Green Bay Cemetery on Manitoulin Island

Plunging into the past to uncover the stories of our ancestors can be rife with challenges especially if those ancestors were amongst the first wave of European settlers to call Northern Ontario's Manitoulin Island home. There isn't a whole lot of documentation that dates back to the 1860s and 1870s. It was only with the founding of the Manitoulin Expositor in 1878 that the day-to-day lives of the islanders started to spring to life. So if, like me, you find yourself searching for information about your family on the island prior to 1878, where do you look?

1. Local Archives and Resources: Fortunately, there are plenty of local archives, libraries, and historical societies on Manitoulin Island that contain an array of primary sources, including census records, land deeds, church registers, grave indexes, photographs and more. These resources can be invaluable for tracing data relating to your family. And while some of this information has been digitized and is available online, the majority of it isn't so your best bet at accessing it is to take a trip to the island and spend hours searching through the collections.

2. Oral Histories and Community Engagement: Oral histories can provide valuable insights that official documents fail to record. Many of us have heard stories of our family's past that have been handed down though the generations. I've also found that speaking with the folks who volunteer at local historical societies and archives on the island yielded plenty of colourful stories, some of which dated back to the timeframe I was interested in. Some collections also included remembrances written by elder members of the Manitoulin Island community that were collected many decades ago and contain anecdotes and personal stories that in some cases date back to the late 19th century. Some of them may have been written by members of your family but even if they weren't, the information that can be gleaned from them can help fill in the blanks of what it must've been like for your ancestors to live on Manitoulin in the late 19th century.

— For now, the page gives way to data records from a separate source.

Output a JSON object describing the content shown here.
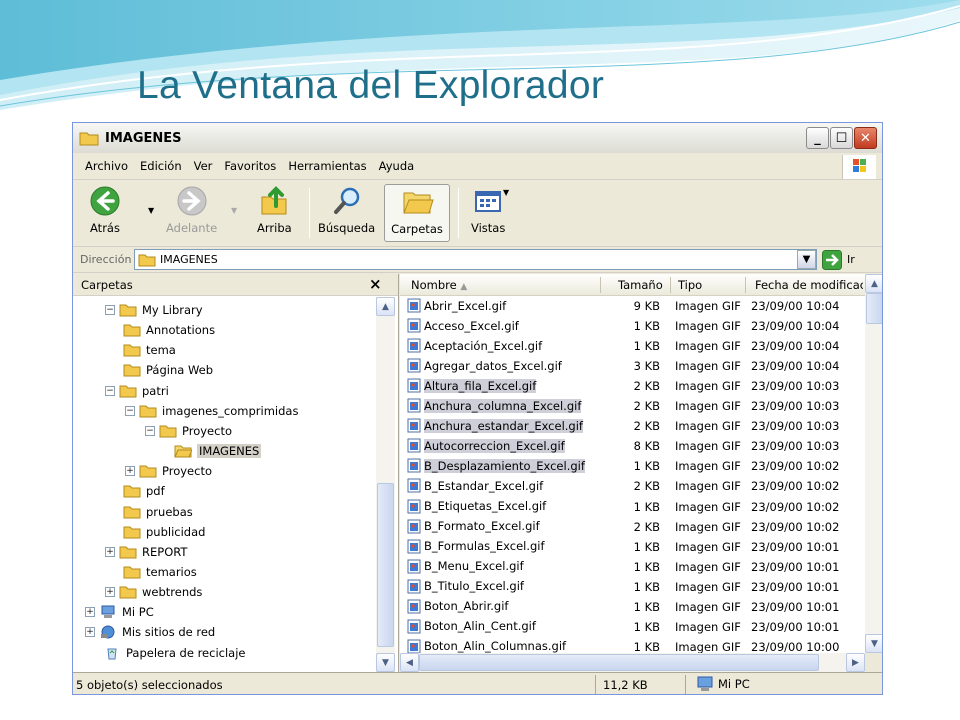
{
  "slide": {
    "title": "La Ventana del Explorador"
  },
  "window": {
    "title": "IMAGENES",
    "menu": [
      "Archivo",
      "Edición",
      "Ver",
      "Favoritos",
      "Herramientas",
      "Ayuda"
    ],
    "toolbar": {
      "back": "Atrás",
      "forward": "Adelante",
      "up": "Arriba",
      "search": "Búsqueda",
      "folders": "Carpetas",
      "views": "Vistas"
    },
    "address": {
      "label": "Dirección",
      "value": "IMAGENES",
      "go": "Ir"
    },
    "folders_pane": {
      "title": "Carpetas",
      "items": [
        {
          "label": "My Library",
          "toggle": "⊟"
        },
        {
          "label": "Annotations",
          "toggle": ""
        },
        {
          "label": "tema",
          "toggle": ""
        },
        {
          "label": "Página Web",
          "toggle": ""
        },
        {
          "label": "patri",
          "toggle": "⊟"
        },
        {
          "label": "imagenes_comprimidas",
          "toggle": "⊟"
        },
        {
          "label": "Proyecto",
          "toggle": "⊟"
        },
        {
          "label": "IMAGENES",
          "toggle": ""
        },
        {
          "label": "Proyecto",
          "toggle": "⊞"
        },
        {
          "label": "pdf",
          "toggle": ""
        },
        {
          "label": "pruebas",
          "toggle": ""
        },
        {
          "label": "publicidad",
          "toggle": ""
        },
        {
          "label": "REPORT",
          "toggle": "⊞"
        },
        {
          "label": "temarios",
          "toggle": ""
        },
        {
          "label": "webtrends",
          "toggle": "⊞"
        },
        {
          "label": "Mi PC",
          "toggle": "⊞"
        },
        {
          "label": "Mis sitios de red",
          "toggle": "⊞"
        },
        {
          "label": "Papelera de reciclaje",
          "toggle": ""
        }
      ]
    },
    "columns": {
      "name": "Nombre",
      "size": "Tamaño",
      "type": "Tipo",
      "date": "Fecha de modificación"
    },
    "files": [
      {
        "name": "Abrir_Excel.gif",
        "size": "9 KB",
        "type": "Imagen GIF",
        "date": "23/09/00 10:04",
        "selected": false
      },
      {
        "name": "Acceso_Excel.gif",
        "size": "1 KB",
        "type": "Imagen GIF",
        "date": "23/09/00 10:04",
        "selected": false
      },
      {
        "name": "Aceptación_Excel.gif",
        "size": "1 KB",
        "type": "Imagen GIF",
        "date": "23/09/00 10:04",
        "selected": false
      },
      {
        "name": "Agregar_datos_Excel.gif",
        "size": "3 KB",
        "type": "Imagen GIF",
        "date": "23/09/00 10:04",
        "selected": false
      },
      {
        "name": "Altura_fila_Excel.gif",
        "size": "2 KB",
        "type": "Imagen GIF",
        "date": "23/09/00 10:03",
        "selected": true
      },
      {
        "name": "Anchura_columna_Excel.gif",
        "size": "2 KB",
        "type": "Imagen GIF",
        "date": "23/09/00 10:03",
        "selected": true
      },
      {
        "name": "Anchura_estandar_Excel.gif",
        "size": "2 KB",
        "type": "Imagen GIF",
        "date": "23/09/00 10:03",
        "selected": true
      },
      {
        "name": "Autocorreccion_Excel.gif",
        "size": "8 KB",
        "type": "Imagen GIF",
        "date": "23/09/00 10:03",
        "selected": true
      },
      {
        "name": "B_Desplazamiento_Excel.gif",
        "size": "1 KB",
        "type": "Imagen GIF",
        "date": "23/09/00 10:02",
        "selected": true
      },
      {
        "name": "B_Estandar_Excel.gif",
        "size": "2 KB",
        "type": "Imagen GIF",
        "date": "23/09/00 10:02",
        "selected": false
      },
      {
        "name": "B_Etiquetas_Excel.gif",
        "size": "1 KB",
        "type": "Imagen GIF",
        "date": "23/09/00 10:02",
        "selected": false
      },
      {
        "name": "B_Formato_Excel.gif",
        "size": "2 KB",
        "type": "Imagen GIF",
        "date": "23/09/00 10:02",
        "selected": false
      },
      {
        "name": "B_Formulas_Excel.gif",
        "size": "1 KB",
        "type": "Imagen GIF",
        "date": "23/09/00 10:01",
        "selected": false
      },
      {
        "name": "B_Menu_Excel.gif",
        "size": "1 KB",
        "type": "Imagen GIF",
        "date": "23/09/00 10:01",
        "selected": false
      },
      {
        "name": "B_Titulo_Excel.gif",
        "size": "1 KB",
        "type": "Imagen GIF",
        "date": "23/09/00 10:01",
        "selected": false
      },
      {
        "name": "Boton_Abrir.gif",
        "size": "1 KB",
        "type": "Imagen GIF",
        "date": "23/09/00 10:01",
        "selected": false
      },
      {
        "name": "Boton_Alin_Cent.gif",
        "size": "1 KB",
        "type": "Imagen GIF",
        "date": "23/09/00 10:01",
        "selected": false
      },
      {
        "name": "Boton_Alin_Columnas.gif",
        "size": "1 KB",
        "type": "Imagen GIF",
        "date": "23/09/00 10:00",
        "selected": false
      }
    ],
    "status": {
      "selection": "5 objeto(s) seleccionados",
      "size": "11,2 KB",
      "location": "Mi PC"
    }
  }
}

3. Online Databases and Digital Repositories: In recent years, a huge number of digital platforms have sprung up that offer unprecedented access to genealogical databases and online resources. In this country, the Library and Archives Canada website contains many different kinds of records (marriage, birth, death, immigration, war service, etc.) and every province has an archive. There are also regional or cultural archives that can be especially handy if you're trying to trace your family's path to the island. Genealogy sites such as, FamilySearch, Manitoulin Roots and Manitoulin Genealogy provide digitized records, family trees, and forums that allow you to connect with other researchers and distant relatives who may have some boxes hidden away in their attics containing family photos, letters, or other documentation relevant to your branch of the family.

4. Cemeteries: I visited quite a few of these on Manitoulin Island. The photograph above was taken at the Green Bay Cemetery where several of my ancestors are buried. You can learn a surprising amount about your ancestors by visiting their graves. Crucial information is often inscribed on grave markers, including birth and death dates, family relationships, and possibly social or religious affiliations. Valuable data can sometimes be obtained by seeing where the grave is located in relation to others.

5. Contextual Research: You can never read too much when trying to learn about your ancestors. Diving into books about the time period you are studying and newspapers from the era will help you to place your family in the context of the society in which they lived. You can learn a lot about traditions, social mores, economic trends and cultural shifts, all of which can help you to better understand what the daily lives of your family may have been like. Did they have access to telephones or telegraphs? How would they have travelled from point A to point B? Were there any schoolhouses, churches, post offices, or logging enterprises in the area?

It can take a lot of time and effort to piece together the story of your family and the farther back in time you venture, the more work it takes to turn up the information you're looking for. But the rewards when you do finally succeed can be incredibly satisfying so it's well worth the effort even if there are days when it feels like you're getting nowhere. Those days are easily counterbalanced by that one day when you find a morsel of unexpected information that sheds light on an aspect of your ancestor's life that you never could have guessed at.